**PROBLEM STATEMENT**
Search string "false": state how many lines in the material below contain it, and nothing else.
________________________
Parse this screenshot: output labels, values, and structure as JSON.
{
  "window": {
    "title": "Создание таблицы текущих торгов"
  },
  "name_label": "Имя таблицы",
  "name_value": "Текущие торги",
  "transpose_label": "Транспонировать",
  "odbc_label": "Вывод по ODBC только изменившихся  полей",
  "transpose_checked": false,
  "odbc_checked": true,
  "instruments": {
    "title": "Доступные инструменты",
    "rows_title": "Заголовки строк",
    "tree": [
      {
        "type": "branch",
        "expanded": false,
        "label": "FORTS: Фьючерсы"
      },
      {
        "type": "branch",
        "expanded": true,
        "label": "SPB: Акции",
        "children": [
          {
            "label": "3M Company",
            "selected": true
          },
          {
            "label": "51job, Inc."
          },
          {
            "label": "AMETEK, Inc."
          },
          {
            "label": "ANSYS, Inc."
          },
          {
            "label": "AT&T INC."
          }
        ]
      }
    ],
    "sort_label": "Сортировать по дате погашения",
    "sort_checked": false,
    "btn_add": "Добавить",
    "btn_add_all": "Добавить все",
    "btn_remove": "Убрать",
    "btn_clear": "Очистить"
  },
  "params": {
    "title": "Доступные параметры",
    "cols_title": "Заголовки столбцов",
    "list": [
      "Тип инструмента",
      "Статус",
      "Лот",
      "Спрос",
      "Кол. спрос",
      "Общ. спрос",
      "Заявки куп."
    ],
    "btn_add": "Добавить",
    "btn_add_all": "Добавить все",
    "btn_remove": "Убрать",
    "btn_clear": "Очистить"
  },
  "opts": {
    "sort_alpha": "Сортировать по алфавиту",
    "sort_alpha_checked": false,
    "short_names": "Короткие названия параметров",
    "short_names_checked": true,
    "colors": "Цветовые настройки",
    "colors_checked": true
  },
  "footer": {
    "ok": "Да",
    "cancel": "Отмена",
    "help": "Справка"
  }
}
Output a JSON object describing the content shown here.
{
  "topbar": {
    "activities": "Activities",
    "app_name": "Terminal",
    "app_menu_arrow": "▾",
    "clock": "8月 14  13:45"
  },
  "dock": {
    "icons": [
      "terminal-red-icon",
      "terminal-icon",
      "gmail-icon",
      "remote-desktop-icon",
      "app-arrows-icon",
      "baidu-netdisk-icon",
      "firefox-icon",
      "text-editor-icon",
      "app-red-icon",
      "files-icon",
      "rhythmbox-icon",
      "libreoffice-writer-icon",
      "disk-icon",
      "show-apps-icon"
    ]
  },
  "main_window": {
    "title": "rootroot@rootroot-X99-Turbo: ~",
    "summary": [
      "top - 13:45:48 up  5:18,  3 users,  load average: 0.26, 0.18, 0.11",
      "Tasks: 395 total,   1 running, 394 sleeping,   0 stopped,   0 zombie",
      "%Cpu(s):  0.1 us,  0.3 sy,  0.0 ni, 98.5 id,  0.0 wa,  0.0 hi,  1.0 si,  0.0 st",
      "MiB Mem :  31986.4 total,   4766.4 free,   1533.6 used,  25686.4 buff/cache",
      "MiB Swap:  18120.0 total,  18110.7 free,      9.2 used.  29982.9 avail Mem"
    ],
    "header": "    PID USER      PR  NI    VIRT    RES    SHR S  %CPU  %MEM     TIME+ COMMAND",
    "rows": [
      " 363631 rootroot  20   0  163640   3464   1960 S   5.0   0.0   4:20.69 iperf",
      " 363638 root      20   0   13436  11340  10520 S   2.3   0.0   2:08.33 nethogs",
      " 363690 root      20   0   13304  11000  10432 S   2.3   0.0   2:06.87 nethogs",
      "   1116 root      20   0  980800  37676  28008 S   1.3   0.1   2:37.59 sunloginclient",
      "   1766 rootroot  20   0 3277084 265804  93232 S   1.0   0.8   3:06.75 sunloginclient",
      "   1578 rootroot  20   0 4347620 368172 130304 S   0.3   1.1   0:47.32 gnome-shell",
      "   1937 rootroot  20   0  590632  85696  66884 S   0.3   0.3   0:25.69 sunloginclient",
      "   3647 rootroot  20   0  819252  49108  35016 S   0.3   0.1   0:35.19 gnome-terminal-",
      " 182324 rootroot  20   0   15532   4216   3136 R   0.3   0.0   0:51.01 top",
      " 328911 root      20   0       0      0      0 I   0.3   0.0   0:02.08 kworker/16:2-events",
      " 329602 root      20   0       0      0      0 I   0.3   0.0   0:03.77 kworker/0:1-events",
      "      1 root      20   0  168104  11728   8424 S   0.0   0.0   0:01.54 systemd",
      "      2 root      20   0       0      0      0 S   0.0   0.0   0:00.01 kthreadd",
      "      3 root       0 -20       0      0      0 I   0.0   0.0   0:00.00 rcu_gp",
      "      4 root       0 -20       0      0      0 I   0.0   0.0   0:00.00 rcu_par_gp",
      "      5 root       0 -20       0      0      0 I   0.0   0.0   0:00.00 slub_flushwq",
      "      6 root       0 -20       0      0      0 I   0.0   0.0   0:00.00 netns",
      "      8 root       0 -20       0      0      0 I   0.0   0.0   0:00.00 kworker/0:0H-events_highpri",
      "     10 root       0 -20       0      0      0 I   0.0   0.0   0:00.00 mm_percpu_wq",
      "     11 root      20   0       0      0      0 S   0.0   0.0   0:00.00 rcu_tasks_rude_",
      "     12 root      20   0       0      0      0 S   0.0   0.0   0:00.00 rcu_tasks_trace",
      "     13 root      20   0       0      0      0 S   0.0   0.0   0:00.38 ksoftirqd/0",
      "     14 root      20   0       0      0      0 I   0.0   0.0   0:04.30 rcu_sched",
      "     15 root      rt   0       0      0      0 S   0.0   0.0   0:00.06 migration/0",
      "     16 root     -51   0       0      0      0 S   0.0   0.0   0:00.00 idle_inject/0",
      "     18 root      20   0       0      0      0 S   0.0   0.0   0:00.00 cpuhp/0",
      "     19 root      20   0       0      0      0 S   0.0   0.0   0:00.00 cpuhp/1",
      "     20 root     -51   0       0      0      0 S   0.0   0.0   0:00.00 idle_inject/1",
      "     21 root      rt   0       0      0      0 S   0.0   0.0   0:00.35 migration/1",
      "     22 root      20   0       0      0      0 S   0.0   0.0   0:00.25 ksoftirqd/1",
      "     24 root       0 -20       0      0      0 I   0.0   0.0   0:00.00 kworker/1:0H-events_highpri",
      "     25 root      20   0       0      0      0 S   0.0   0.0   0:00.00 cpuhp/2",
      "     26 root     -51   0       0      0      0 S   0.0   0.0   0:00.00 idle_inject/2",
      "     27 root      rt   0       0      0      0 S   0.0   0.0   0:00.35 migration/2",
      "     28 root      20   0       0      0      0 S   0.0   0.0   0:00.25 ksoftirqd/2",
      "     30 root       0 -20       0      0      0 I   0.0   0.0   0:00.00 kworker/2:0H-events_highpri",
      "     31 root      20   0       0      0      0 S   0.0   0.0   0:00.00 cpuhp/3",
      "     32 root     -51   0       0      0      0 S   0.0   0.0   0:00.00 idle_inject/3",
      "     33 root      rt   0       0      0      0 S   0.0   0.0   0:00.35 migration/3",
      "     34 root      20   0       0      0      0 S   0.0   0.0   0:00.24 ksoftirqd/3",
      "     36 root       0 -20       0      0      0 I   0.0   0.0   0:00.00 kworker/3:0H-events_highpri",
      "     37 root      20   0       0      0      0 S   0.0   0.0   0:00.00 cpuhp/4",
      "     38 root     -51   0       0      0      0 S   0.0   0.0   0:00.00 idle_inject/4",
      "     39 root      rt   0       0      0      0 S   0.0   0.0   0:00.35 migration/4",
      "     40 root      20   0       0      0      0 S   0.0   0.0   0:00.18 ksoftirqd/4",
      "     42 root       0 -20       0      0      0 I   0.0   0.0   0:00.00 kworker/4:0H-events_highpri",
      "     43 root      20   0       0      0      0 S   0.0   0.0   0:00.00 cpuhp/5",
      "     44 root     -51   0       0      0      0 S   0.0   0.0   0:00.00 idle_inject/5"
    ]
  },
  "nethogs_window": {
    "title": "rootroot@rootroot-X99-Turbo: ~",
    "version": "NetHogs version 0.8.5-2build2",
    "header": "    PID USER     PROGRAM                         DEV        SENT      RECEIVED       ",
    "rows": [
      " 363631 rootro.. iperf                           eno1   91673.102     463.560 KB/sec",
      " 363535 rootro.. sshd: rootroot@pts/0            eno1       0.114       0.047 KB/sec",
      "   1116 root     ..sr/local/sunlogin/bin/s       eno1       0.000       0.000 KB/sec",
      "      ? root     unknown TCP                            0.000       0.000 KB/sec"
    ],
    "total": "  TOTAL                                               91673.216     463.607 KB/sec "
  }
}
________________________
**SOLUTION FOR THIS EXERCISE**
4